If a line in the entries below includes the string "false", copy it out.

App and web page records
──────────

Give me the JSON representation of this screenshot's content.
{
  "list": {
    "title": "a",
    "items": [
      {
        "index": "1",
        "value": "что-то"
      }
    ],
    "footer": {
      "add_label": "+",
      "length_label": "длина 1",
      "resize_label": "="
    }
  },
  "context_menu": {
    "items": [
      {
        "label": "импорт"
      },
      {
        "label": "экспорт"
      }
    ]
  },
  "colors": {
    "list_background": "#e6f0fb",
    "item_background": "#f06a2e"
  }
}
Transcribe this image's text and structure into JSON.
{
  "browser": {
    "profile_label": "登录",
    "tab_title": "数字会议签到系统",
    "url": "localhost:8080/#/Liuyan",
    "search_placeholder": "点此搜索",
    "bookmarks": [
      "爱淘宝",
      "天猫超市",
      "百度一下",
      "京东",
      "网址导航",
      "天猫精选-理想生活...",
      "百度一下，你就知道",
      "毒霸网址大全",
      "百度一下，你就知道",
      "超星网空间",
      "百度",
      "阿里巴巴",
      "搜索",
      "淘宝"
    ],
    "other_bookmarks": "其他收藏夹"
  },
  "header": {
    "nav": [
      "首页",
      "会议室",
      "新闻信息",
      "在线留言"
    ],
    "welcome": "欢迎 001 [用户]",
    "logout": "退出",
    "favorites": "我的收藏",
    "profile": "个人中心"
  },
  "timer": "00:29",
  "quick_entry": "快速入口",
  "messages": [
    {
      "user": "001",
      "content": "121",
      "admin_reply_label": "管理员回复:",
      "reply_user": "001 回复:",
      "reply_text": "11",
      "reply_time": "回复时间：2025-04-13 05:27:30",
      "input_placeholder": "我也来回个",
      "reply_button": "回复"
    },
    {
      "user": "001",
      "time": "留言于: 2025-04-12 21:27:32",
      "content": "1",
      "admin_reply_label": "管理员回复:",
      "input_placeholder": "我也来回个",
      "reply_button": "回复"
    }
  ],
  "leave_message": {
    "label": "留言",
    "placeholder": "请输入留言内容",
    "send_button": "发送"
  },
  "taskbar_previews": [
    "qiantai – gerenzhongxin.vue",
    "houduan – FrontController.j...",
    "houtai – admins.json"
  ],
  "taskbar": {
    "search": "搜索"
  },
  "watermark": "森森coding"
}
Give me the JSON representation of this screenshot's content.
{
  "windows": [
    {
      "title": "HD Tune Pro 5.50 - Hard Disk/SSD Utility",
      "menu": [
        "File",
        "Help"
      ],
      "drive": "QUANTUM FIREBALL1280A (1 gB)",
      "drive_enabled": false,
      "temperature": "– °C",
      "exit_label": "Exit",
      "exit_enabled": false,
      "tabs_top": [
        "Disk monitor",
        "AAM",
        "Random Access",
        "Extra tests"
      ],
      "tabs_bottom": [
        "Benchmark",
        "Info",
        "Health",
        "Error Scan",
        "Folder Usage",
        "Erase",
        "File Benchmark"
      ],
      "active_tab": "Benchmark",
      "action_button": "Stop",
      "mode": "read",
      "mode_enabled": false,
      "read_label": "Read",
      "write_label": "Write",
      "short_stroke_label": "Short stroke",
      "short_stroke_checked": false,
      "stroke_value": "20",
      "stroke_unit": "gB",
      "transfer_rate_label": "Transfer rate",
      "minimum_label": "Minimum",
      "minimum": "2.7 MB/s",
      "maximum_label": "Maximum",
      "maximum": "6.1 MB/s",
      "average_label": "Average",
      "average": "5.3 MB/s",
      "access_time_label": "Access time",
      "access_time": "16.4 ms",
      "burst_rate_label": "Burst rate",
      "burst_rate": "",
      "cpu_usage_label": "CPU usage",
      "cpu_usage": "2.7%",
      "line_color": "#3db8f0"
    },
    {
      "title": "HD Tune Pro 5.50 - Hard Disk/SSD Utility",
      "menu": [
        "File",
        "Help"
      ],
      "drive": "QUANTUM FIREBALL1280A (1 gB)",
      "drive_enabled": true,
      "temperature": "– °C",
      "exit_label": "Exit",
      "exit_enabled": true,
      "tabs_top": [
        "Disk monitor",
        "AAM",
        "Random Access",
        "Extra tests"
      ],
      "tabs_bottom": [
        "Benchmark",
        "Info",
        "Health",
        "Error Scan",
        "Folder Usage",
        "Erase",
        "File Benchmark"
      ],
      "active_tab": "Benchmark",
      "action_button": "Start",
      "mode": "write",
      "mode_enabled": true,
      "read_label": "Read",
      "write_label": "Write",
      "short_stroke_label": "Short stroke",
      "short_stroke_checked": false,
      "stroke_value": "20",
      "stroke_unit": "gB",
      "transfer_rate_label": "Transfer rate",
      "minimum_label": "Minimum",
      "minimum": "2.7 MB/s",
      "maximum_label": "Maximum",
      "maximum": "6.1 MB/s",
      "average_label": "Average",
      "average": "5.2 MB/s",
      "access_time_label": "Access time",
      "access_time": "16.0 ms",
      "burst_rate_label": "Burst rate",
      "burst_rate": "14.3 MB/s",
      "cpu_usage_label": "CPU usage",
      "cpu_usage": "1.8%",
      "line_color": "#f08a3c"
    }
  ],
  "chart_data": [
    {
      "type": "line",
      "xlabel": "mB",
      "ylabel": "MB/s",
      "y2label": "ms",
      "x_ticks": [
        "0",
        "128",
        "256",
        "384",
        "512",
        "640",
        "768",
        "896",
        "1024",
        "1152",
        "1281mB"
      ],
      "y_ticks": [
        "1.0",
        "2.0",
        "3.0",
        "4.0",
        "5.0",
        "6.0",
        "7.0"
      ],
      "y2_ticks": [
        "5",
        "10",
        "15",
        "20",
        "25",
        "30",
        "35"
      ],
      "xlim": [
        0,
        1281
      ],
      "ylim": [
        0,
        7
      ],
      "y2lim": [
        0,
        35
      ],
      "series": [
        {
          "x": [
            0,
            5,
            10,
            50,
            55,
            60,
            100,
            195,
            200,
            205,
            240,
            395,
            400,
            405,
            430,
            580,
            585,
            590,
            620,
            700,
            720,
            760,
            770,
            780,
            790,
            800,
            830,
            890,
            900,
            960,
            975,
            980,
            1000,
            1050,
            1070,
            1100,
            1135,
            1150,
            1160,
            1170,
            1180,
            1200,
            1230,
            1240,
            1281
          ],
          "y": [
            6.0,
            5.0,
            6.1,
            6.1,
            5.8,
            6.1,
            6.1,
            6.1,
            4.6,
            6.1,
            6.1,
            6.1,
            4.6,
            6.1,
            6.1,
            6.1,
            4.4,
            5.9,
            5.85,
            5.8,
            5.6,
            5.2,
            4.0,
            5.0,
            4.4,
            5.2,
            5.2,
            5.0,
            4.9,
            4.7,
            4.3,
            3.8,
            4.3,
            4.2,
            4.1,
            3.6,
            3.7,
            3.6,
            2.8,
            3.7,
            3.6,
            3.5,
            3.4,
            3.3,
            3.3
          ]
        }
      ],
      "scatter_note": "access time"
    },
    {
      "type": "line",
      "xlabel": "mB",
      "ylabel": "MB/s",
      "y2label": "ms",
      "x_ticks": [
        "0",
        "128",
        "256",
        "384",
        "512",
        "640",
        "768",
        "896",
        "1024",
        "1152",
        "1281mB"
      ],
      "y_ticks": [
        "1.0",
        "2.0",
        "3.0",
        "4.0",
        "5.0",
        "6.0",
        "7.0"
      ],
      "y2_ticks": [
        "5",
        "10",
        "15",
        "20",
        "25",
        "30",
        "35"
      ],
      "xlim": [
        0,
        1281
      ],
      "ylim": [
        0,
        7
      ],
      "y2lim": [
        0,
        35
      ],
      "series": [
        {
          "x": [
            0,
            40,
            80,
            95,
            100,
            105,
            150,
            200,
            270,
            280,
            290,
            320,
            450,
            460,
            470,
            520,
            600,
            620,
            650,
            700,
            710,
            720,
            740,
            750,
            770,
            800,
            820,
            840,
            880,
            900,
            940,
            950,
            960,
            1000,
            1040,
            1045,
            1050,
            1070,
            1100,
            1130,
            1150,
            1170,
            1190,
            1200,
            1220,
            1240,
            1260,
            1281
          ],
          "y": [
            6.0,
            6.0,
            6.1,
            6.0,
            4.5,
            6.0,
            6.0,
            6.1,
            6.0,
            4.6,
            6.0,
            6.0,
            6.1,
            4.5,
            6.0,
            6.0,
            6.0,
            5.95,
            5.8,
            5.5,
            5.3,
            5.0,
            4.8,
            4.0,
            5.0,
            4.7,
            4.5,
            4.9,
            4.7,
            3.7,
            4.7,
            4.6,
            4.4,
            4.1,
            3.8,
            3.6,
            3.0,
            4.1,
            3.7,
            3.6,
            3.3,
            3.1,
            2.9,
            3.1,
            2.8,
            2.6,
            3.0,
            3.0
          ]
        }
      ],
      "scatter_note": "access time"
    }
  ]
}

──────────

■ Written reply:
      "drive_enabled": false,
      "exit_enabled": false,
      "mode_enabled": false,
      "short_stroke_checked": false,
      "short_stroke_checked": false,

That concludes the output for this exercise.